Your instructions
From the records below, take each line where the string "JSON" shows up and copy it.

Data excerpts
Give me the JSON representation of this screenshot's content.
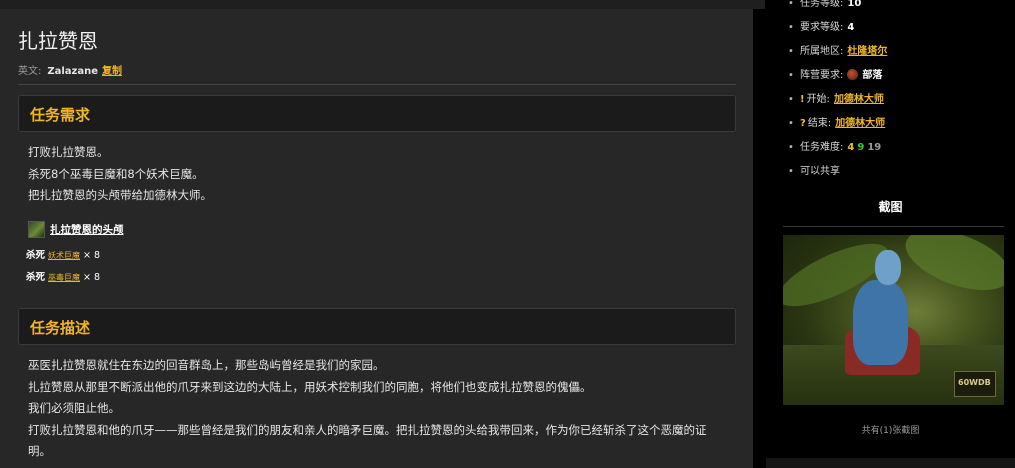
{
  "quest": {
    "title": "扎拉赞恩",
    "english_label": "英文:",
    "english_name": "Zalazane",
    "copy_label": "复制"
  },
  "requirements": {
    "heading": "任务需求",
    "lines": [
      "打败扎拉赞恩。",
      "杀死8个巫毒巨魔和8个妖术巨魔。",
      "把扎拉赞恩的头颅带给加德林大师。"
    ],
    "item_name": "扎拉赞恩的头颅",
    "kills": [
      {
        "label": "杀死",
        "mob": "妖术巨魔",
        "count": "× 8"
      },
      {
        "label": "杀死",
        "mob": "巫毒巨魔",
        "count": "× 8"
      }
    ]
  },
  "description": {
    "heading": "任务描述",
    "paragraphs": [
      "巫医扎拉赞恩就住在东边的回音群岛上，那些岛屿曾经是我们的家园。",
      "扎拉赞恩从那里不断派出他的爪牙来到这边的大陆上，用妖术控制我们的同胞，将他们也变成扎拉赞恩的傀儡。",
      "我们必须阻止他。",
      "打败扎拉赞恩和他的爪牙——那些曾经是我们的朋友和亲人的暗矛巨魔。把扎拉赞恩的头给我带回来，作为你已经斩杀了这个恶魔的证明。"
    ]
  },
  "sidebar": {
    "quest_level_label": "任务等级:",
    "quest_level": "10",
    "req_level_label": "要求等级:",
    "req_level": "4",
    "zone_label": "所属地区:",
    "zone": "杜隆塔尔",
    "faction_label": "阵营要求:",
    "faction": "部落",
    "start_label": "开始:",
    "start_npc": "加德林大师",
    "end_label": "结束:",
    "end_npc": "加德林大师",
    "difficulty_label": "任务难度:",
    "difficulty": [
      "4",
      "9",
      "19"
    ],
    "shareable": "可以共享",
    "screenshot_title": "截图",
    "screenshot_caption": "共有(1)张截图",
    "screenshot_watermark": "60WDB"
  }
}
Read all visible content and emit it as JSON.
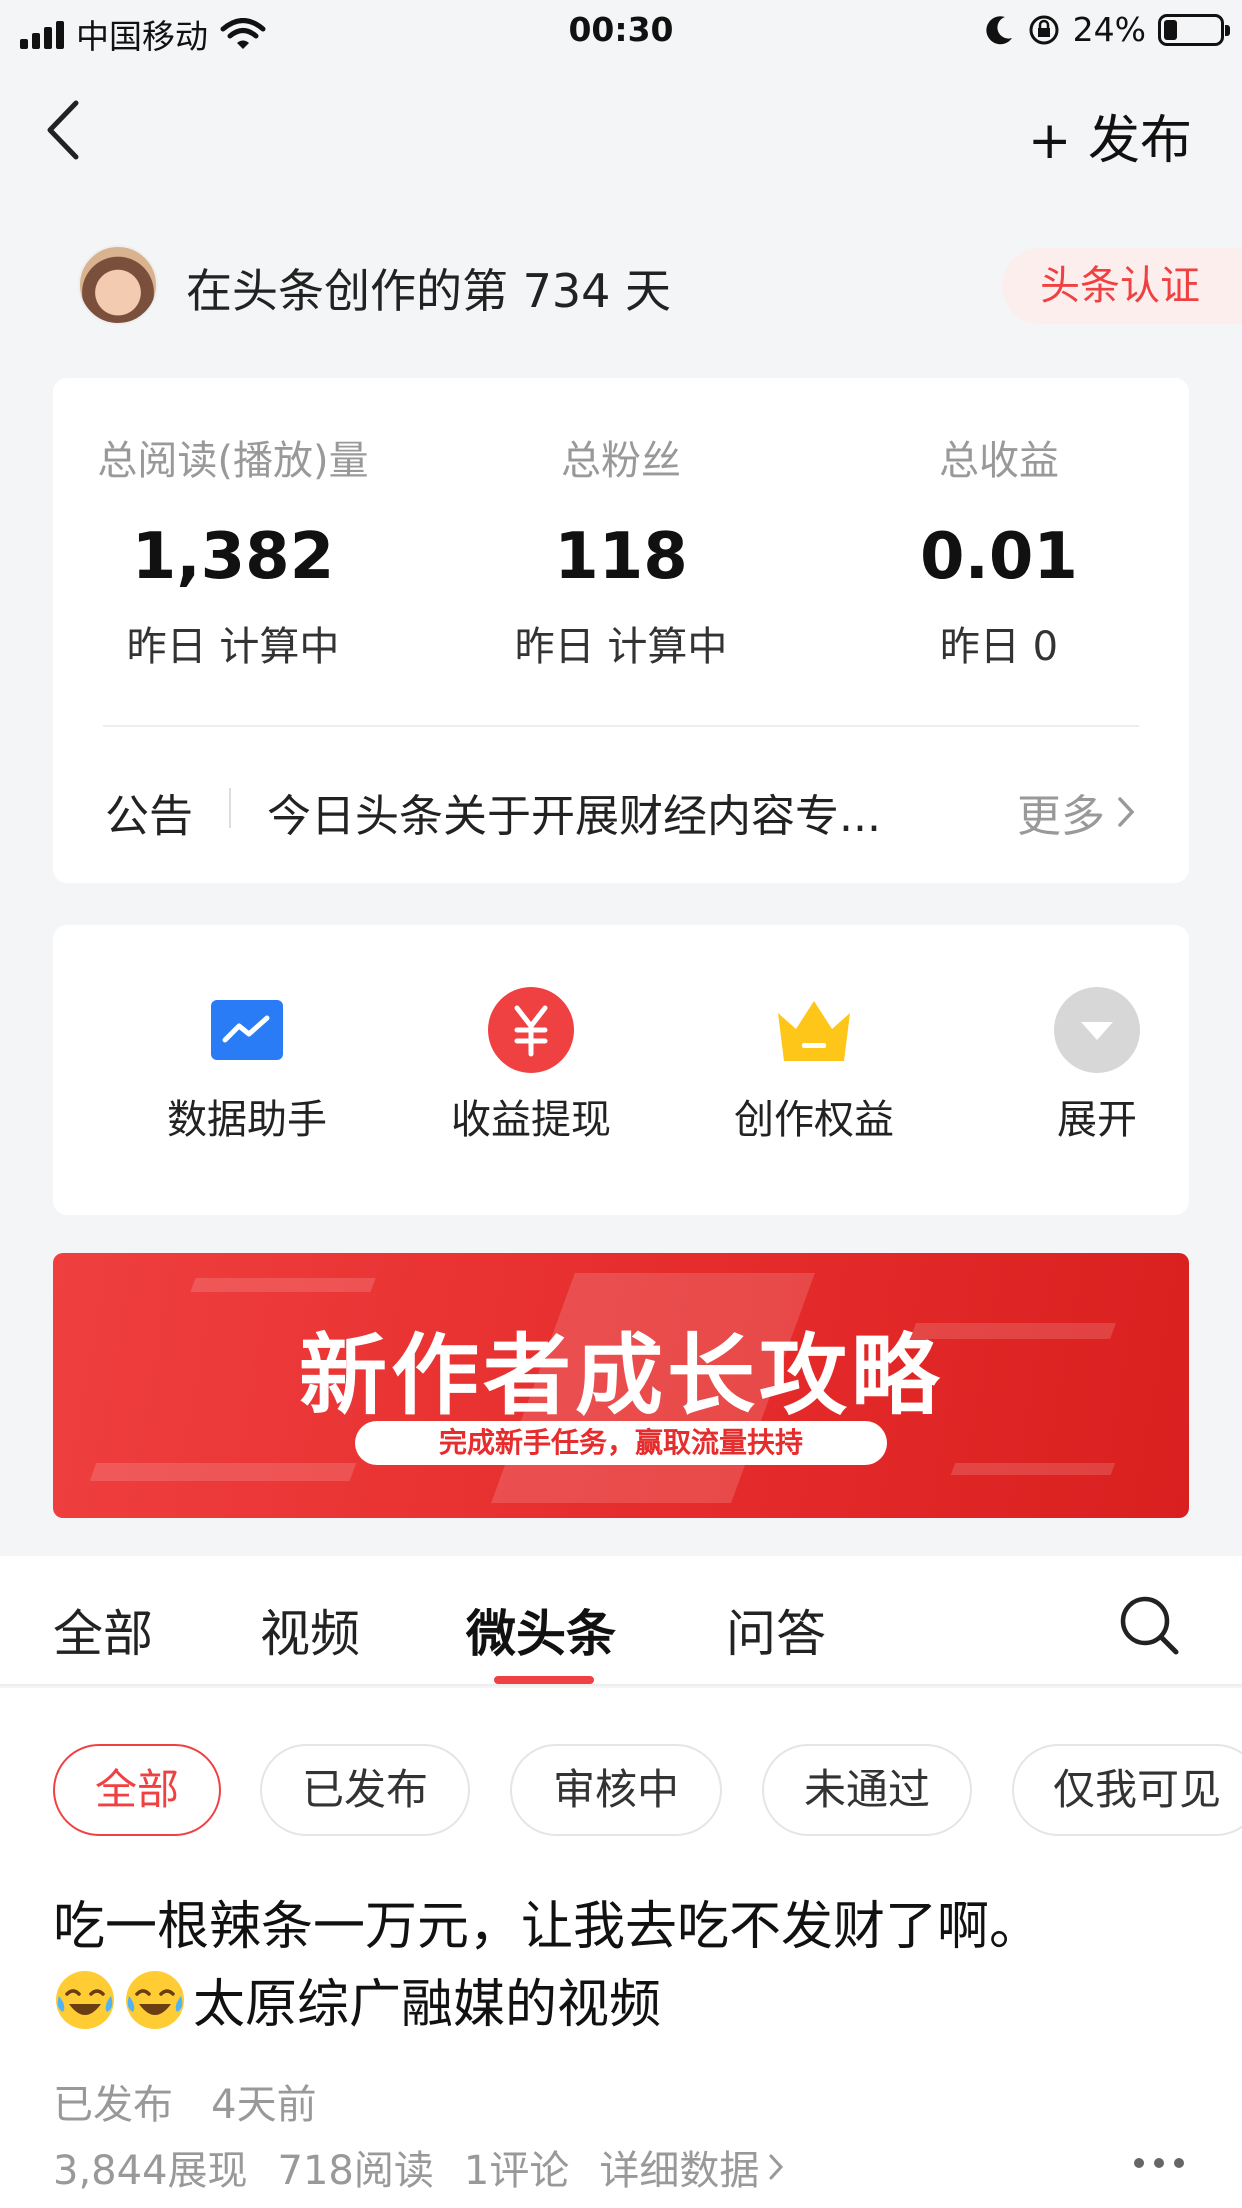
{
  "status_bar": {
    "carrier": "中国移动",
    "time": "00:30",
    "battery_text": "24%",
    "battery_level": 0.24
  },
  "nav": {
    "publish_label": "+ 发布"
  },
  "profile": {
    "days_text": "在头条创作的第 734 天",
    "verify_badge": "头条认证"
  },
  "stats": [
    {
      "label": "总阅读(播放)量",
      "value": "1,382",
      "sub": "昨日 计算中"
    },
    {
      "label": "总粉丝",
      "value": "118",
      "sub": "昨日 计算中"
    },
    {
      "label": "总收益",
      "value": "0.01",
      "sub": "昨日 0"
    }
  ],
  "notice": {
    "label": "公告",
    "text": "今日头条关于开展财经内容专...",
    "more": "更多"
  },
  "tools": [
    {
      "name": "数据助手",
      "icon": "chart-icon"
    },
    {
      "name": "收益提现",
      "icon": "yuan-icon"
    },
    {
      "name": "创作权益",
      "icon": "crown-icon"
    },
    {
      "name": "展开",
      "icon": "expand-icon"
    }
  ],
  "banner": {
    "title": "新作者成长攻略",
    "subtitle": "完成新手任务，赢取流量扶持"
  },
  "tabs": [
    "全部",
    "视频",
    "微头条",
    "问答"
  ],
  "active_tab": "微头条",
  "filters": [
    "全部",
    "已发布",
    "审核中",
    "未通过",
    "仅我可见"
  ],
  "active_filter": "全部",
  "post": {
    "title_line1": "吃一根辣条一万元，让我去吃不发财了啊。",
    "title_line2": "太原综广融媒的视频",
    "status": "已发布",
    "time": "4天前",
    "impressions": "3,844展现",
    "reads": "718阅读",
    "comments": "1评论",
    "detail": "详细数据"
  },
  "colors": {
    "accent": "#f04142",
    "background": "#f4f5f6"
  }
}
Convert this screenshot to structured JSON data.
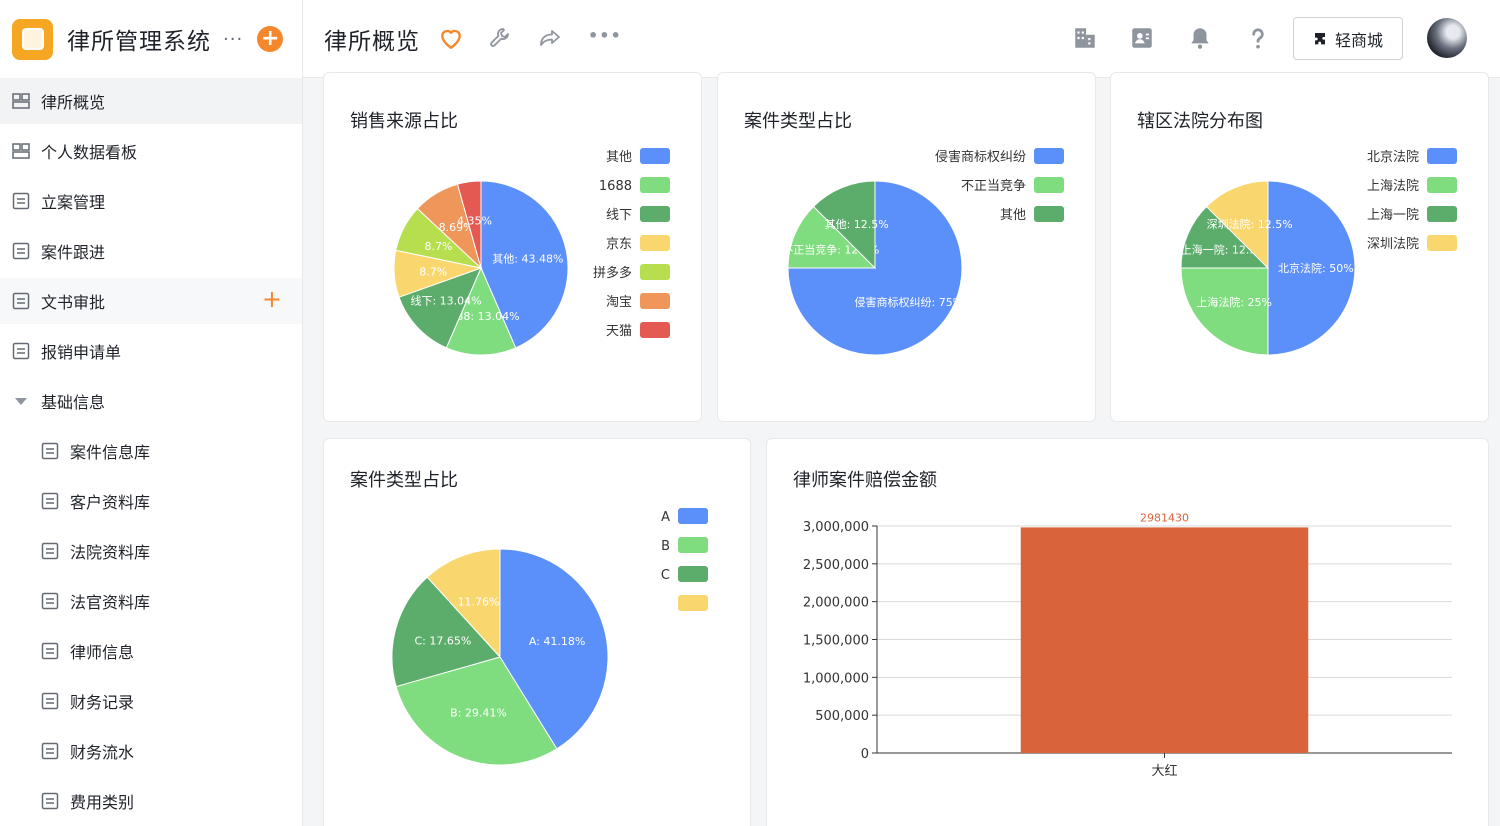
{
  "app": {
    "title": "律所管理系统",
    "more": "···",
    "add": "+"
  },
  "sidebar": {
    "items": [
      {
        "label": "律所概览"
      },
      {
        "label": "个人数据看板"
      },
      {
        "label": "立案管理"
      },
      {
        "label": "案件跟进"
      },
      {
        "label": "文书审批",
        "add": "+"
      },
      {
        "label": "报销申请单"
      },
      {
        "label": "基础信息"
      },
      {
        "label": "案件信息库"
      },
      {
        "label": "客户资料库"
      },
      {
        "label": "法院资料库"
      },
      {
        "label": "法官资料库"
      },
      {
        "label": "律师信息"
      },
      {
        "label": "财务记录"
      },
      {
        "label": "财务流水"
      },
      {
        "label": "费用类别"
      }
    ]
  },
  "header": {
    "title": "律所概览",
    "more": "•••",
    "mall_label": "轻商城"
  },
  "colors": {
    "blue": "#5b8ff9",
    "green": "#7fdc7f",
    "darkgreen": "#5cad6b",
    "yellow": "#fad76e",
    "lime": "#b7de4e",
    "orange": "#ef965a",
    "red": "#e45a53",
    "bar": "#d9633b",
    "accent": "#f5882c"
  },
  "chart_data": [
    {
      "type": "pie",
      "title": "销售来源占比",
      "legend": [
        "其他",
        "1688",
        "线下",
        "京东",
        "拼多多",
        "淘宝",
        "天猫"
      ],
      "slices": [
        {
          "name": "其他",
          "value": 43.48,
          "label": "其他: 43.48%"
        },
        {
          "name": "1688",
          "value": 13.04,
          "label": "1688: 13.04%"
        },
        {
          "name": "线下",
          "value": 13.04,
          "label": "线下: 13.04%"
        },
        {
          "name": "京东",
          "value": 8.7,
          "label": "8.7%"
        },
        {
          "name": "拼多多",
          "value": 8.7,
          "label": "8.7%"
        },
        {
          "name": "淘宝",
          "value": 8.69,
          "label": "8.69%"
        },
        {
          "name": "天猫",
          "value": 4.35,
          "label": "4.35%"
        }
      ]
    },
    {
      "type": "pie",
      "title": "案件类型占比",
      "legend": [
        "侵害商标权纠纷",
        "不正当竞争",
        "其他"
      ],
      "slices": [
        {
          "name": "侵害商标权纠纷",
          "value": 75,
          "label": "侵害商标权纠纷: 75%"
        },
        {
          "name": "不正当竞争",
          "value": 12.5,
          "label": "不正当竞争: 12.5%"
        },
        {
          "name": "其他",
          "value": 12.5,
          "label": "其他: 12.5%"
        }
      ]
    },
    {
      "type": "pie",
      "title": "辖区法院分布图",
      "legend": [
        "北京法院",
        "上海法院",
        "上海一院",
        "深圳法院"
      ],
      "slices": [
        {
          "name": "北京法院",
          "value": 50,
          "label": "北京法院: 50%"
        },
        {
          "name": "上海法院",
          "value": 25,
          "label": "上海法院: 25%"
        },
        {
          "name": "上海一院",
          "value": 12.5,
          "label": "上海一院: 12.5%"
        },
        {
          "name": "深圳法院",
          "value": 12.5,
          "label": "深圳法院: 12.5%"
        }
      ]
    },
    {
      "type": "pie",
      "title": "案件类型占比",
      "legend": [
        "A",
        "B",
        "C",
        ""
      ],
      "slices": [
        {
          "name": "A",
          "value": 41.18,
          "label": "A: 41.18%"
        },
        {
          "name": "B",
          "value": 29.41,
          "label": "B: 29.41%"
        },
        {
          "name": "C",
          "value": 17.65,
          "label": "C: 17.65%"
        },
        {
          "name": "",
          "value": 11.76,
          "label": "11.76%"
        }
      ]
    },
    {
      "type": "bar",
      "title": "律师案件赔偿金额",
      "categories": [
        "大红"
      ],
      "values": [
        2981430
      ],
      "value_labels": [
        "2981430"
      ],
      "ylim": [
        0,
        3000000
      ],
      "yticks": [
        "0",
        "500,000",
        "1,000,000",
        "1,500,000",
        "2,000,000",
        "2,500,000",
        "3,000,000"
      ],
      "grid": true
    }
  ]
}
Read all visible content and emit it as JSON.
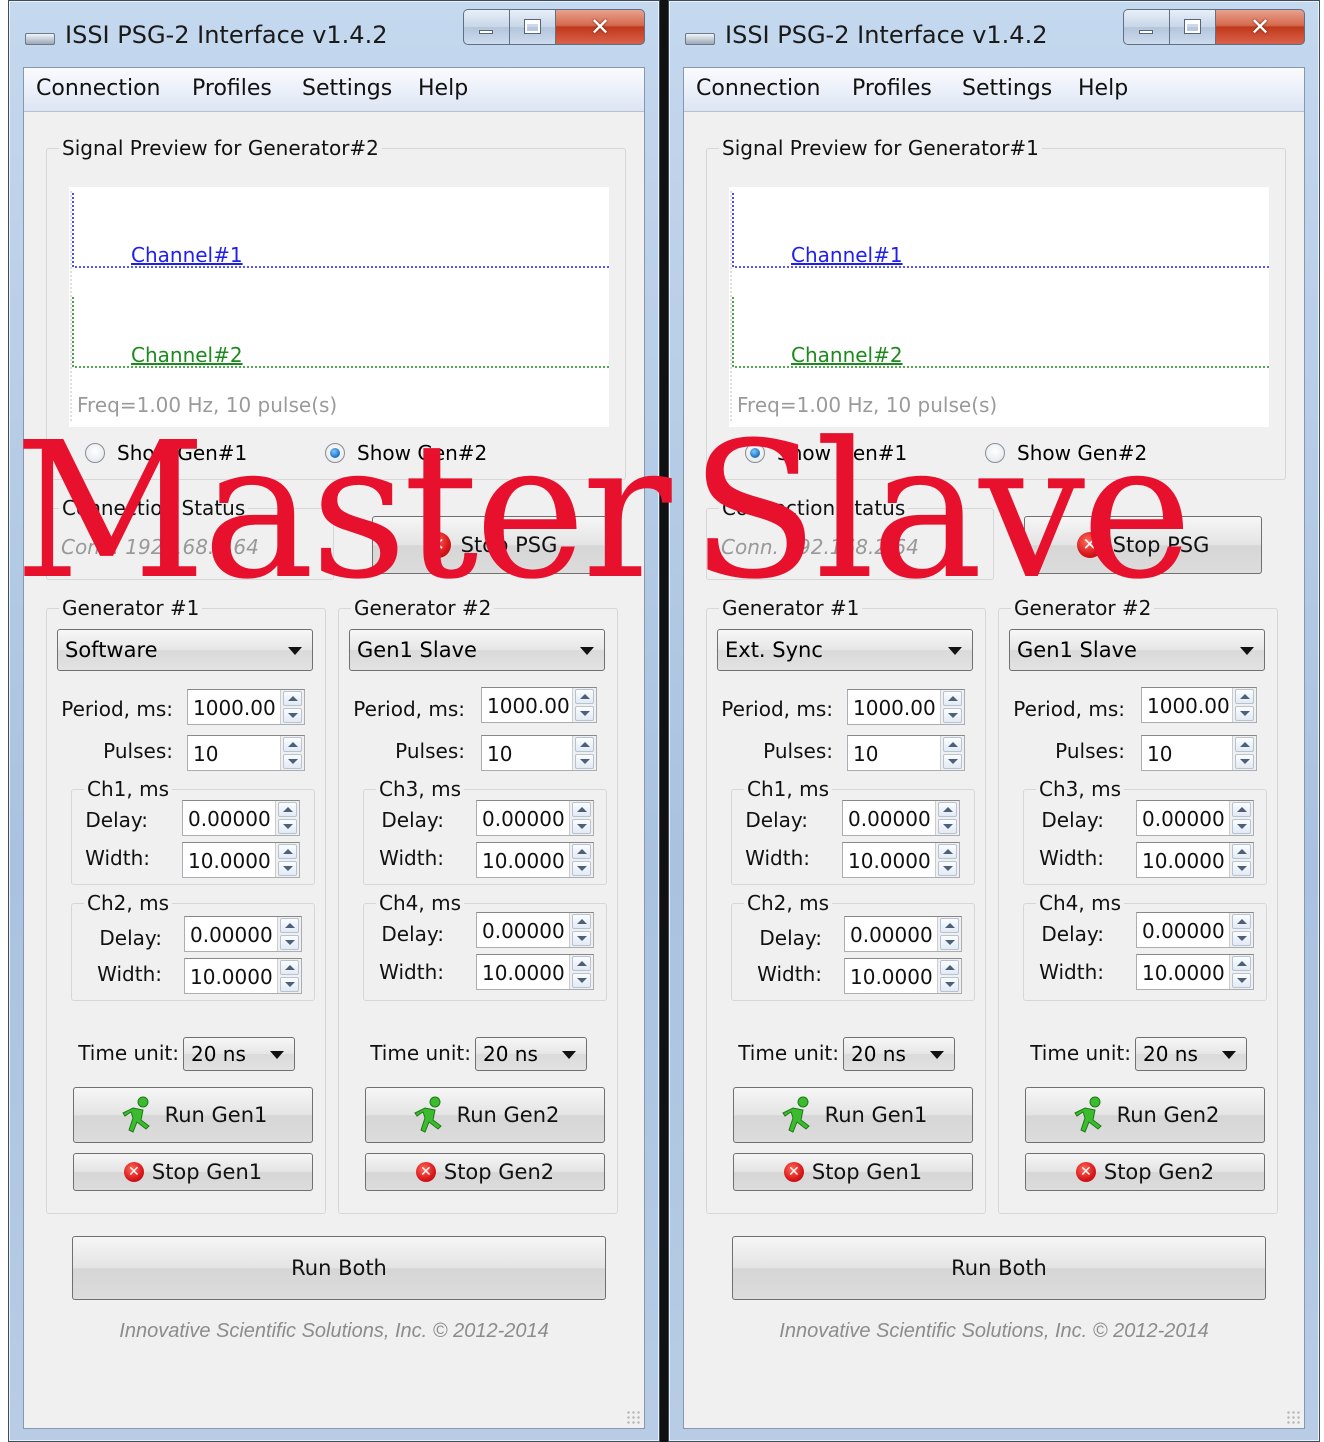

Written answer
Give me the JSON representation of this screenshot's content.
Read all visible content and emit it as JSON.
Convert this screenshot to structured JSON data.
Read all visible content and emit it as JSON.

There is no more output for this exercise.